Aha! The cell phone with the kids' cell number you say. Aha! Locked in the house too. An open window? Nope. Neighbours with keys? They were out with the Bean and Ian. So I uttered a few more expletives in my mind while I put the dog in the back yard. What to do.
Checked in on the neighbours' neighbours. Light and voices emanated from within. Finally an opened door after three trials of knocking.  I politely asked for a phone, child in arms. "No phone." Door shut. No soup for you. Off we shuffled to another set of neighbours about six doors down. The inside door was open. Knocked twice. No answer. To the neighbours on the other side of the Bean. No luck. As I was trudging to a local mall with an increasingly tired little Humvee, my saviour appeared. A gentleman going for a drive. I pounced on him before he got into the car, and begged a phone from him. Obligingly, he returned with a phone and a pen and paper. I think I woke Ian's Dad, and when I asked him for Ian's phone number, he said "Which one?" He has 4 or 5. He eventually texted Ian our little dilemma along with the phone number where I was. The gentleman's wife came out, and offered the couch for me and a blankie for the sleepy Humvee, who happily stretched out on it. But, no call back. So I called the number that Ian's Dad texted. "The person you are calling is not available. Please try your call again later." Another mindful expletive. Eureka! I knew where they were! The gentleman googled "The Ranch", and in no time, I was babbling at the hostess: "...and I locked the wrong door and  how could I have been so stupid a second time and no neighbours were around until I came upon this one, and how could I have been so stupid and can you look for my daughter and how could I have been so stupid and my son in law and how could I have been so extraordinarily dumb?"  It was 11 PM by the time I put the baby to bed. The Humvee, not me. I hope they will still let me take him to Disney World someday.
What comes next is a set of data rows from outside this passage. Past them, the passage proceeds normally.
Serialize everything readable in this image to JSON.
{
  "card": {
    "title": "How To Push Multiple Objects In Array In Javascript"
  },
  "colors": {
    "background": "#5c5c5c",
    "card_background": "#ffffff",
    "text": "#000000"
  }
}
They use passcards in most hotels these days.
Wherever I lay my hat, that's my home. Which may be the front lawn when I'm with Grandma.